» **Problem**: Scan the listing below for the word "Biology" and copy every line where it occurs.

*** The records Section Begins ***

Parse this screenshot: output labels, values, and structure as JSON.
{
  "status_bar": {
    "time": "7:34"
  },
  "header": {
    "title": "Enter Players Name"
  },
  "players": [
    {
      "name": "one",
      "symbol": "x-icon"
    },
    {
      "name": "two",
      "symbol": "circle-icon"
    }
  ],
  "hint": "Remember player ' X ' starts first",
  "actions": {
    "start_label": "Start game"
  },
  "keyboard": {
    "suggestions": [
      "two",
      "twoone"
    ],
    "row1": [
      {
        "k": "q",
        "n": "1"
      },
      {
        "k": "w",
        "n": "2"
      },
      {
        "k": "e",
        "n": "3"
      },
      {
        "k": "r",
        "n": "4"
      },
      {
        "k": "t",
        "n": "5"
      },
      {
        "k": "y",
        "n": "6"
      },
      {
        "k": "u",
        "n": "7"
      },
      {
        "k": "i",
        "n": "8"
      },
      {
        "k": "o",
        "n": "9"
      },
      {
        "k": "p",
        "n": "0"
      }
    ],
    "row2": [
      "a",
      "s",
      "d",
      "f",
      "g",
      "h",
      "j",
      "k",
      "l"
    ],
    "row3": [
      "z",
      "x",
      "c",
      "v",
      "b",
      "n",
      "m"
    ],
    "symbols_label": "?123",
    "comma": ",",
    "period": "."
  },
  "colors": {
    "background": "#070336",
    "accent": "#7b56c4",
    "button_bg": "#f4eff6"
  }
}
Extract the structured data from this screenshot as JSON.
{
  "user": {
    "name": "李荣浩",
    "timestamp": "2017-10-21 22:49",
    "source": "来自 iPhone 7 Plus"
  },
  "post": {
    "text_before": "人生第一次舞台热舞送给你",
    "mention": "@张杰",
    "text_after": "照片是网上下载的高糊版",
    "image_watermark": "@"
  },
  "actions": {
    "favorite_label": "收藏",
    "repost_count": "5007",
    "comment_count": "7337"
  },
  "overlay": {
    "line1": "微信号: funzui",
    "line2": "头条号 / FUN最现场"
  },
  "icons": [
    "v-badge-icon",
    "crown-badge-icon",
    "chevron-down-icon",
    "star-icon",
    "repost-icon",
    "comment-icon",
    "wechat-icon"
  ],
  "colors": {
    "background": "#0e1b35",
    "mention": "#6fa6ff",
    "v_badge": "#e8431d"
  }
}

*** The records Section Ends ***
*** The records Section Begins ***

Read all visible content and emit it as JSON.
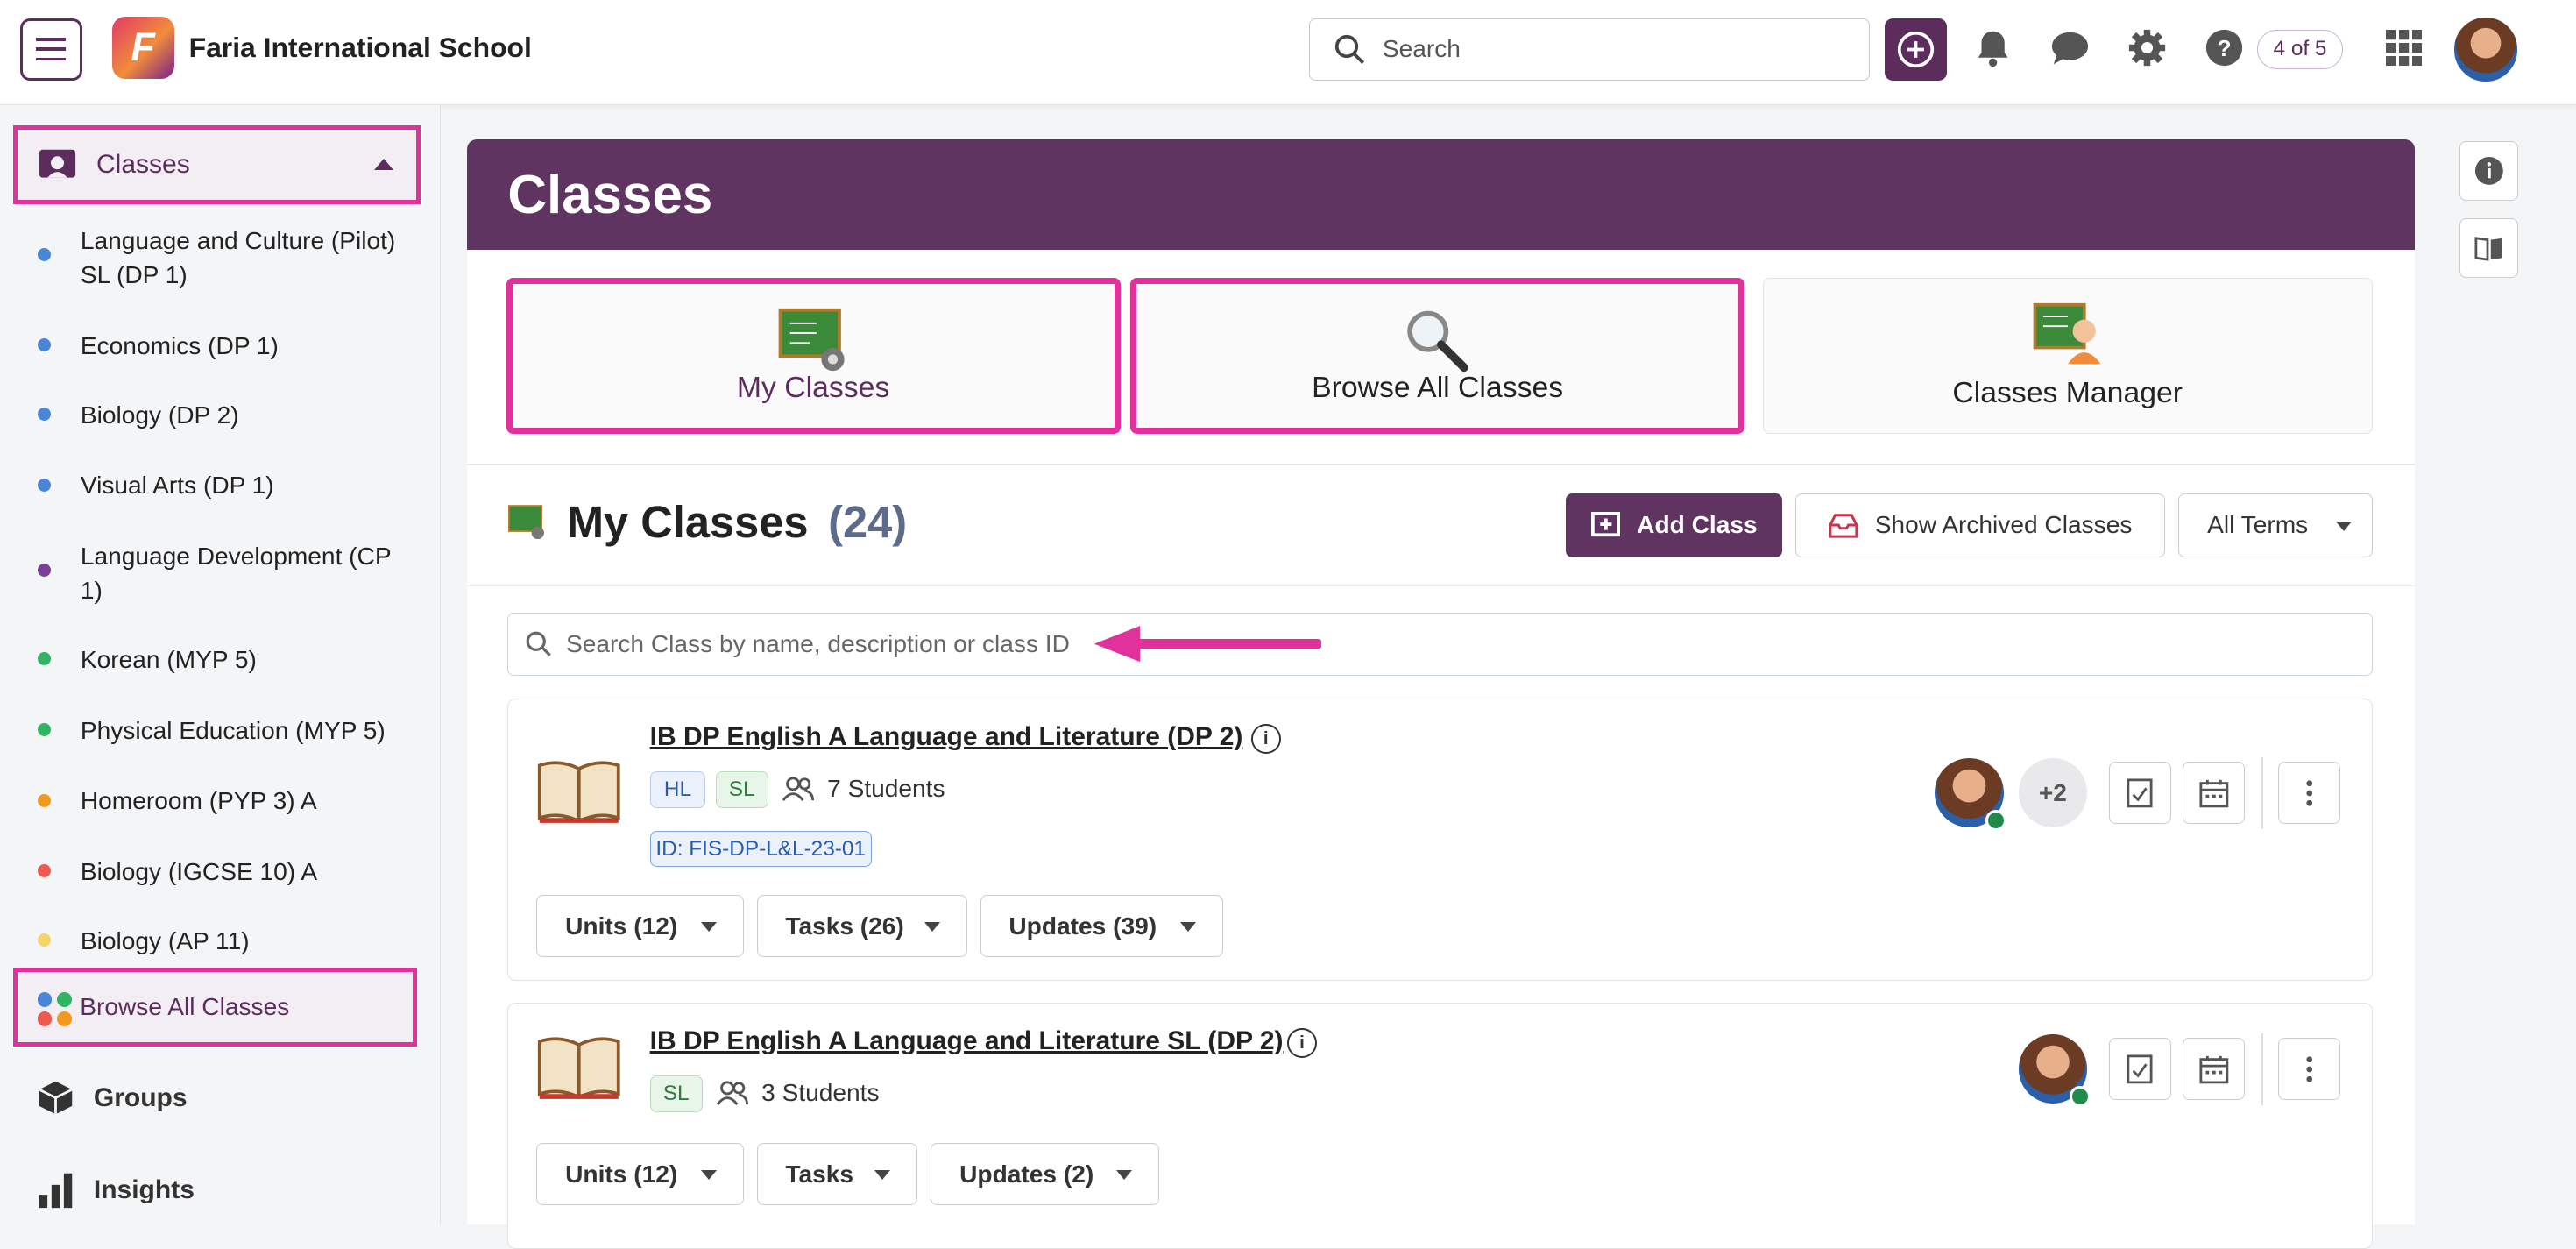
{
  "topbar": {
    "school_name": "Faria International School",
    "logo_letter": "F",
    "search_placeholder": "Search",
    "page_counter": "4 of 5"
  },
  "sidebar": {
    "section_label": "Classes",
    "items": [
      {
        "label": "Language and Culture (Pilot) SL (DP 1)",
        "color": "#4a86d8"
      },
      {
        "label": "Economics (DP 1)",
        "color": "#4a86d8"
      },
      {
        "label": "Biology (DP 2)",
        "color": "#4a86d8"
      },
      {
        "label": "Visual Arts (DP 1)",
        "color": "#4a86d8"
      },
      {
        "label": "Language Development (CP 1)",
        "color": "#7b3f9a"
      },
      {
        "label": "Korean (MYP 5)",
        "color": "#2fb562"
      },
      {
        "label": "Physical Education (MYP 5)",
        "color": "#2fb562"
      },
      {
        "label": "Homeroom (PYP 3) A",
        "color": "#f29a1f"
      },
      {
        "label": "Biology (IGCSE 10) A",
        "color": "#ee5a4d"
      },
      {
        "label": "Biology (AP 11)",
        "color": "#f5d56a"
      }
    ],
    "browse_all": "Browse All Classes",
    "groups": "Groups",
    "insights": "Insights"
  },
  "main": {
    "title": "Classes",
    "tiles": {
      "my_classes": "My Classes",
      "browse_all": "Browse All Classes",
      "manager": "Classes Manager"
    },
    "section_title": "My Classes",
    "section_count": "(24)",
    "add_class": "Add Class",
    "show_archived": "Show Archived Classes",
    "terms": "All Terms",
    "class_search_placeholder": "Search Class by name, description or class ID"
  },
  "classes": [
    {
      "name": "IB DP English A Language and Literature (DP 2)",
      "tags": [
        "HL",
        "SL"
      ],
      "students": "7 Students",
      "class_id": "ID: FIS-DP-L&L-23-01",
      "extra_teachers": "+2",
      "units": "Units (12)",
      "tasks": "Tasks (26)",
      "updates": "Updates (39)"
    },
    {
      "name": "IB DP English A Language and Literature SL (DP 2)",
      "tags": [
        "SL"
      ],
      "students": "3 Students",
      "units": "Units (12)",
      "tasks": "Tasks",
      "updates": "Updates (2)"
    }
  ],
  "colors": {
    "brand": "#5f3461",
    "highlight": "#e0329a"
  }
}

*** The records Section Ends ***

» **Solution to the problem**:
        "label": "Biology (DP 2)",
        "label": "Biology (IGCSE 10) A",
        "label": "Biology (AP 11)",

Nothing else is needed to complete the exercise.